BEEVILLE – The City Council voted at its meeting Tuesday, July 23, to have Performance Services, Inc. to perform a no-cost preliminary service study conducted of all city services.

The vote came after PSI Business Development Manager Richard Gibbens presented a detailed report on how his company could save Beeville considerable money on utility costs.

Gibbens said his company could conduct the initial study of all city infrastructure to determine what improvements would be needed to save money on electricity, water service to residences and businesses and other functions in Beeville.

During his presentation, Gibbens focused mainly on how his company could improve Beeville’s water distribution revenue by upgrading its metering system.

Currently, the city uses mechanical meters to measure water usage throughout the city, and that information is then used to determine the bills sent to residents.

Gibbens said upgrading the city’s water meters can increase a municipality’s revenues by more accurate meter readings. That increased revenue then could be used to pay the cost of the upgrades without requiring an increase in rates, fees or taxes.

Improvements to electrically operated equipment, like pumps in the water distribution system, could reduce the city’s utility costs by 20-30 percent.

“Water meters become inaccurate with age,” Gibbens said. “The city then loses revenue.” Old water meters can be inaccurate by as much as 20 percent over time.

“The new meters are digital,” Gibbens said. “They don’t have moving parts.”

Those moving parts will wear, begin to move more slowly and eventually fail to accurately measure water use by individual costumers.

Also, the existing meters here have to be read manually by a city employee each month.

Although some new meter systems allow a city employee to drive down a street and read meters from his or her vehicle, a city still has to pay an employee to drive a truck down city streets to read the meters.

Gibben said his company could install new, digital meters that not only read the water use more accurately but also radio the readings to a central location where computers record the usage.

That does away with the need to hire personnel to read the meters each month.
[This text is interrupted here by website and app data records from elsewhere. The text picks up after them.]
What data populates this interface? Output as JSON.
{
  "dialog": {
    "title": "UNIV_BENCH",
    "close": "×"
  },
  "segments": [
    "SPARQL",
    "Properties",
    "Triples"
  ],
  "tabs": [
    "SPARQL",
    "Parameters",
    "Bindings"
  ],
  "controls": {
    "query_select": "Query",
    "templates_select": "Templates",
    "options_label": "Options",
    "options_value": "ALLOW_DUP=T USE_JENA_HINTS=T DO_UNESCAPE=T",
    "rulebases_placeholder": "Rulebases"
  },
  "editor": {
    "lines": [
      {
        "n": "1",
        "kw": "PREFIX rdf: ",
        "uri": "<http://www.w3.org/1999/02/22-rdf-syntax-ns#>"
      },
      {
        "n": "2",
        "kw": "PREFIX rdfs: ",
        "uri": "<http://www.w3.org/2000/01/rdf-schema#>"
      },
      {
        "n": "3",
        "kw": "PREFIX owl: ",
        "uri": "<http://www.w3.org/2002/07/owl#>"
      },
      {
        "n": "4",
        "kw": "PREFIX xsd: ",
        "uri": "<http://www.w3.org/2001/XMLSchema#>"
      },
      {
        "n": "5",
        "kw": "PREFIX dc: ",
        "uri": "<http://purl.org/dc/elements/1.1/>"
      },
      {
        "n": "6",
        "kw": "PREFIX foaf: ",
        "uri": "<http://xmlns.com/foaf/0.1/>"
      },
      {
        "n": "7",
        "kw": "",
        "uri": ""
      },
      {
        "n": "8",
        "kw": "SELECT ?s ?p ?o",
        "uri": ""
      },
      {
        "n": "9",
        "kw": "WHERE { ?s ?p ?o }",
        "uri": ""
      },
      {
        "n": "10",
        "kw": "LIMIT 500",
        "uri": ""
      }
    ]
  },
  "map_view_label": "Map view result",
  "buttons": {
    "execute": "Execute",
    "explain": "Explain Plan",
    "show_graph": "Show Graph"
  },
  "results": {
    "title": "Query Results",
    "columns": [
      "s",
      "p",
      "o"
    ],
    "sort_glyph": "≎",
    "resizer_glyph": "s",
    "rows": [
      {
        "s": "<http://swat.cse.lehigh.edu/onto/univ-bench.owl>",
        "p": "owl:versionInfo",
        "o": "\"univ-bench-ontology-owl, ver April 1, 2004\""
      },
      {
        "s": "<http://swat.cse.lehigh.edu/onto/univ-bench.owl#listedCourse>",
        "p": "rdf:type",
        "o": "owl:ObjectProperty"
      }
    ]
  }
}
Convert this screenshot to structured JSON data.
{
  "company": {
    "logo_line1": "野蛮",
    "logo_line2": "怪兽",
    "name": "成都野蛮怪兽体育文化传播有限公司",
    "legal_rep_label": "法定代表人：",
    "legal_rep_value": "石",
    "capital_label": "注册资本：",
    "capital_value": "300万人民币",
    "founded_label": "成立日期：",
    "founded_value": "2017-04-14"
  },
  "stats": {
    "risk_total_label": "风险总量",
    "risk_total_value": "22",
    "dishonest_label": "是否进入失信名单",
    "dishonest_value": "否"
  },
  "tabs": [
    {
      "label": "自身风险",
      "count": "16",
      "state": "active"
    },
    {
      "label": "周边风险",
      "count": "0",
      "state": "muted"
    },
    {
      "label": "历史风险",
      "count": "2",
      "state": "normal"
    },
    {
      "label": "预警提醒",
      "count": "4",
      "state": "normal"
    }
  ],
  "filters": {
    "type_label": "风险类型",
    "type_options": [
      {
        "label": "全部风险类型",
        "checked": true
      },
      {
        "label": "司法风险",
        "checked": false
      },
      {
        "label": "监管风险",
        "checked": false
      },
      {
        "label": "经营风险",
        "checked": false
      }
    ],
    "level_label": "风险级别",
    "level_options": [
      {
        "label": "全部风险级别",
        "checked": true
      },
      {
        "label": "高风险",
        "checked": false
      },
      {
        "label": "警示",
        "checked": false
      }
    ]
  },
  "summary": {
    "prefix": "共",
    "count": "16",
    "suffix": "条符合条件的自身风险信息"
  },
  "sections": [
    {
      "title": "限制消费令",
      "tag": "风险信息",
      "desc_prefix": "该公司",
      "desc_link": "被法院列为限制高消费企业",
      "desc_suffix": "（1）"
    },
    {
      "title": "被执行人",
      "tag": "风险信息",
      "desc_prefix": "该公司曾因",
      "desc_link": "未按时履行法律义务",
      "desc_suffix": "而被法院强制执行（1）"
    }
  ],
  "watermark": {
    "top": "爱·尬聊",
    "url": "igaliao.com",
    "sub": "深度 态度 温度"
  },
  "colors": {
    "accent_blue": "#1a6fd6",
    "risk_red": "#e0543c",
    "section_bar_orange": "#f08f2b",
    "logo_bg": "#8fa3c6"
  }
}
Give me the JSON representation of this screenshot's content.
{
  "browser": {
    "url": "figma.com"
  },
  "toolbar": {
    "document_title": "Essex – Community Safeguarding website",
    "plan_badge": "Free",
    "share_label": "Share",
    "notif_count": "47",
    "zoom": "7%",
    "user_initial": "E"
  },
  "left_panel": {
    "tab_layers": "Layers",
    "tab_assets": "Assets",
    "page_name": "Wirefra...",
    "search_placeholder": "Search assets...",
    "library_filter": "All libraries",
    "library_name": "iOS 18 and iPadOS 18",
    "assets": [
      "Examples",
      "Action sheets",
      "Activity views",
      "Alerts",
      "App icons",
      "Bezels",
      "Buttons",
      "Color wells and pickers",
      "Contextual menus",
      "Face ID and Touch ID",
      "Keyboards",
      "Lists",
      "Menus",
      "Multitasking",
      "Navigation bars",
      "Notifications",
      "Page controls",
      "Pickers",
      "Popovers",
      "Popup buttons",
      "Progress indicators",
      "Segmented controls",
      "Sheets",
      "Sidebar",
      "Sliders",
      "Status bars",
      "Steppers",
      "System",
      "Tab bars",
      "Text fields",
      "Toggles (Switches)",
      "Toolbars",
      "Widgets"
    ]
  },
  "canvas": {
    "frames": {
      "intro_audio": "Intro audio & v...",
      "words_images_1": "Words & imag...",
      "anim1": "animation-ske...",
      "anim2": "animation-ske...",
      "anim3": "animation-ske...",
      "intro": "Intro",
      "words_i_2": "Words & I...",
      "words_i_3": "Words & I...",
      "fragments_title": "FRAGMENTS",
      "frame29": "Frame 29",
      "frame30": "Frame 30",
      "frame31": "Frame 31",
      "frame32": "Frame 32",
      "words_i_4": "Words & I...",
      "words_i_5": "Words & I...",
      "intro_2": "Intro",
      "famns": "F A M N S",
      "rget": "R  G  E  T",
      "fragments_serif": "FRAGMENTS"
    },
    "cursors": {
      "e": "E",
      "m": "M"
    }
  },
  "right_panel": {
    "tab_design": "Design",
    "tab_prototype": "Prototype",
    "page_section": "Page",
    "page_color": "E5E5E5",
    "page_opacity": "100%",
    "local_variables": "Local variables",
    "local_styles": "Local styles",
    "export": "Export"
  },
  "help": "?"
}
Also, digital meters are accurate for 20 years, Gibben said.

Gibbens said his company is bonded so there is no risk to the city in the event the new equipment does not work properly.

Although the city will be spending money every month to pay for the new equipment, the savings will pay for the increased spending, and the city will have more efficient equipment.

Currently, City Manager Joe B. Montez said, water meters are replaced when they need to be. But he admitted that some meters have been in place 20 years.

Councilman Ford Patton questioned the use of radio-equipped water meters. Patton has been assistant city manager and city manager in Beeville and in Kenedy.

Patton asked if the sending device in each meter could continue to transmit the information if it were underwater or buried in dirt.

Gibbens said that in most cases it would. Then he said that if a meter was not transmitting the information, the city would know there was a problem, and an employee could be sent to that location to check the device.

Patton then asked about the cost of the digital meters, and Gibbens said they were $600 each.

Montez said the city maintains 5,200 meters around Beeville. He said later that replacing the existing meters with the more expensive digital meters would cost the city more than $3 million.

The city manager said it costs the city $75 to replace one of its existing meters with the same type of equipment.

However, Gibbens assured the council that the city would be able to pay off the debt incurred by replacing the meters with the additional revenue the city would collect using the more accurate meters.

Gibbens used a Power Point presentation to show the steps his company would take to improve the efficiency of the city’s infrastructure.

The process would start with the no-cost preliminary study. That would take 30 days to complete.

That would be followed by a preliminary findings report to the council and an investment grade study to include legal and financing requirements.

The council would then be asked for a final vote to approve the project and once the infrastructure had been upgraded the company would be involved in an ongoing measurement and verification process.

Patton said he had observed the operation of digital meters in the past, and when the meters are covered in water and soil, their efficiency is affected.

Gibbens assured the council that Performance Services has 390 clients in multiple states, and the company guarantees a reduction in kilowatts of electricity used.

He had said earlier that electricity savings can be accomplished by updating lighting in the city’s buildings and by improving air conditioning systems and other electric equipment.

Councilman Eric Holland then made a motion to have the company proceed with the preliminary study, and the motion was seconded by Councilman Brian Watson.

The motion passed without opposition.

Gary Kent is a reporter at the Bee-Picayune and can be reached at 358-2550, ext. 120, or at